Mindfulness, or being in the moment, will stop you from trying to dredge up events from the past, which can’t be changed or trying to control the future, which you haven’t experienced yet. If you are going to holiday events focusing on things that your family members said or did in the past, they will pull you down. You may need to decide, at least for that event or evening, not to dwell on apologies not given (or worse).
Try not to spend time before the event getting anxious because you “know” how So-and-So will be. Just get ready, giving yourself positive messages. “I’m going to enjoy myself.” “It will be good to see everyone.”
Be Selective About Invitations You Accept
You aren’t obligated to accept all the invitations you receive over the holidays. Consider the type of party or event before you agree to attend.
If it’s being held during the day or people attending are bringing their children, it’s less likely to include alcohol or drug use.
Is there a sport or activity involved for those attending the activity? This is another sign that it could be an alcohol-free event.
Is the event being held in an alcohol-free location? Unless the location is a licensed bar, restaurant, or a private home, you likely won’t find alcohol being served there.
Take Someone with You to Parties
Having someone with you to watch your back isn’t a sign of weakness. It’s an indication that you realize how powerful your disease is. The holidays are a time when everyone is busy, people get tired and stressed out, and on top of that, there are multiple parties and get-togethers. It’s no wonder that tempers can get short and emotional buttons get pushed.
Some people may be triggered by the stress, the sight or smell of alcohol, or seeing people they used to do drugs with. It’s understandable that they may think about handling their stress the way they used to, by drinking or using.
If you have a sober friend with you at a party, they can keep an eye on you and step in to suggest that it’s time to leave if they see you starting to struggle.
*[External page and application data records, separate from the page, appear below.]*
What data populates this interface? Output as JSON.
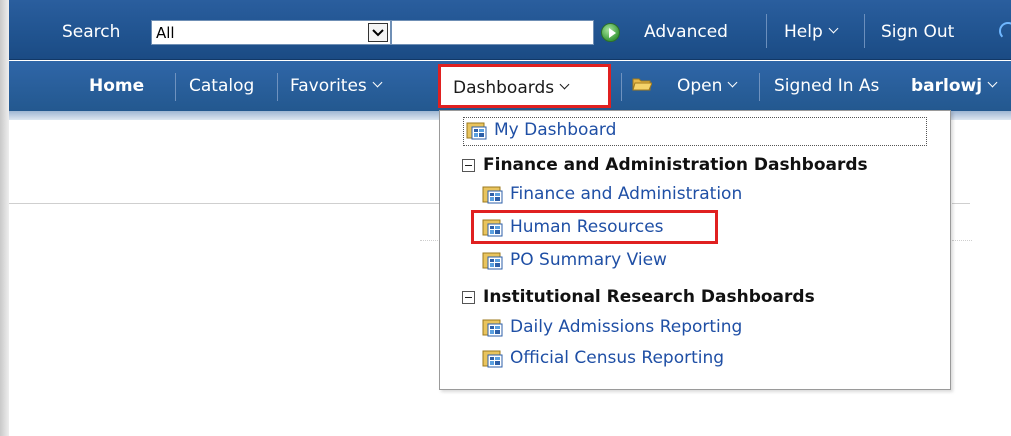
{
  "search": {
    "label": "Search",
    "scope_value": "All",
    "query_value": "",
    "advanced_label": "Advanced",
    "help_label": "Help",
    "signout_label": "Sign Out"
  },
  "nav": {
    "home": "Home",
    "catalog": "Catalog",
    "favorites": "Favorites",
    "dashboards": "Dashboards",
    "open": "Open",
    "signed_in_as": "Signed In As",
    "user": "barlowj"
  },
  "dropdown": {
    "my_dashboard": "My Dashboard",
    "groups": [
      {
        "title": "Finance and Administration Dashboards",
        "items": [
          "Finance and Administration",
          "Human Resources",
          "PO Summary View"
        ]
      },
      {
        "title": "Institutional Research Dashboards",
        "items": [
          "Daily Admissions Reporting",
          "Official Census Reporting"
        ]
      }
    ]
  },
  "colors": {
    "bar_blue": "#20538f",
    "link_blue": "#1f4fa5",
    "highlight_red": "#e02020"
  }
}
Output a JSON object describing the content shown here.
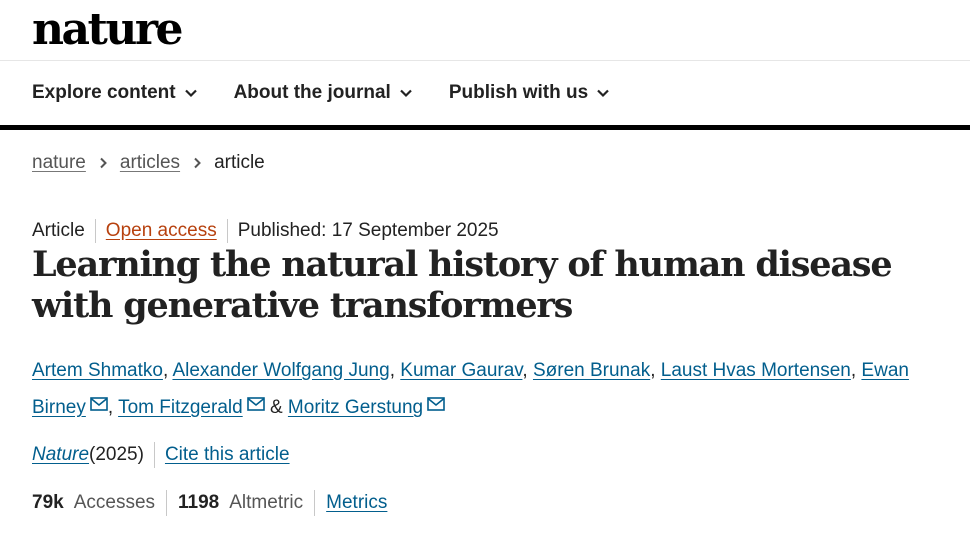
{
  "header": {
    "logo": "nature"
  },
  "nav": {
    "items": [
      {
        "label": "Explore content"
      },
      {
        "label": "About the journal"
      },
      {
        "label": "Publish with us"
      }
    ]
  },
  "breadcrumb": {
    "items": [
      "nature",
      "articles"
    ],
    "current": "article"
  },
  "meta": {
    "type": "Article",
    "access": "Open access",
    "published": "Published: 17 September 2025"
  },
  "title": "Learning the natural history of human disease with generative transformers",
  "authors": [
    "Artem Shmatko",
    "Alexander Wolfgang Jung",
    "Kumar Gaurav",
    "Søren Brunak",
    "Laust Hvas Mortensen",
    "Ewan Birney",
    "Tom Fitzgerald",
    "Moritz Gerstung"
  ],
  "author_separators": {
    "comma": ", ",
    "ampersand": " & "
  },
  "citation": {
    "journal": "Nature",
    "year": " (2025)",
    "cite_link": "Cite this article"
  },
  "metrics": {
    "accesses_value": "79k",
    "accesses_label": "Accesses",
    "altmetric_value": "1198",
    "altmetric_label": "Altmetric",
    "metrics_link": "Metrics"
  },
  "icons": {
    "chevron": "chevron-down-icon",
    "breadcrumb_sep": "chevron-right-icon",
    "mail": "mail-icon"
  },
  "colors": {
    "link": "#025e8d",
    "open_access": "#b7410e",
    "text": "#222222"
  }
}
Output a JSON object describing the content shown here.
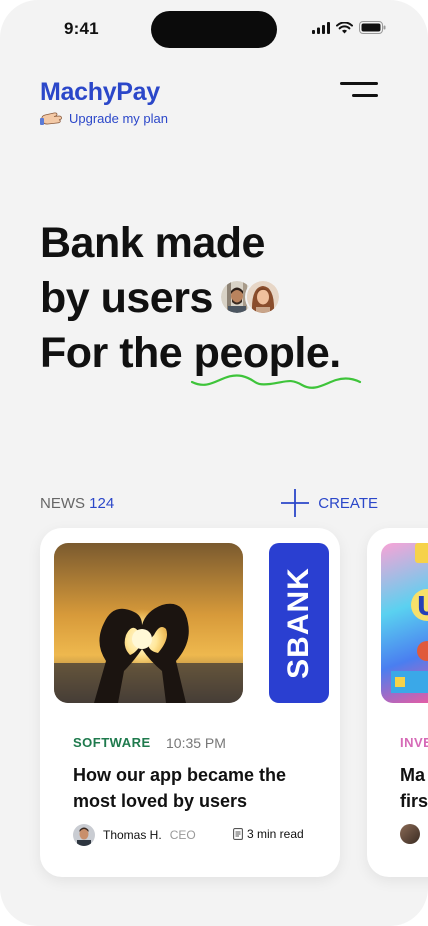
{
  "status_bar": {
    "time": "9:41"
  },
  "header": {
    "brand": "MachyPay",
    "upgrade_label": "Upgrade my plan"
  },
  "hero": {
    "line1": "Bank made",
    "line2": "by users",
    "line3_prefix": "For the",
    "line3_highlight": "people."
  },
  "news": {
    "label": "NEWS",
    "count": "124",
    "create_label": "CREATE"
  },
  "cards": [
    {
      "category": "SOFTWARE",
      "time": "10:35 PM",
      "title": "How our app became the most loved by users",
      "author": "Thomas H.",
      "role": "CEO",
      "read_time": "3 min read",
      "side_image_text": "SBANK",
      "colors": {
        "category": "#1f7a4d",
        "side_image_bg": "#2a3fd1"
      }
    },
    {
      "category": "INVE",
      "title_line1": "Ma",
      "title_line2": "firs",
      "colors": {
        "category": "#d66ab7"
      }
    }
  ],
  "colors": {
    "accent": "#2b47c9",
    "background": "#f3f3f3",
    "squiggle": "#3ec43a"
  },
  "icons": [
    "signal-icon",
    "wifi-icon",
    "battery-icon",
    "menu-icon",
    "hand-emoji-icon",
    "plus-icon",
    "document-icon"
  ]
}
There’s no shame in walking away from a situation if it’s putting your sobriety at risk.
Have a Plan for an Early Exit
Always make arrangements for your own transportation home from a party if you feel you need to leave early. It’s sometimes convenient to go with family members or friends, but that means you have to stay until the person who is driving is ready to leave.
Before you go to the party, find out how you can get home (or to the place you are staying if you are out of town). Have the name of more than one cab company (they can get busy during the holidays and it may take some time to reach you), research whether you can take public transit, or arrange to call a friend or your sponsor to pick you up if necessary.
Great Oaks Recovery Is Here to Help
Your sobriety is something for you to celebrate during the holiday season. If you’ve had a slip that turned into a relapse or you want to start treatment, Great Oaks Recovery can help. We offer a range of treatment, from detoxification to residential treatment and continuing care.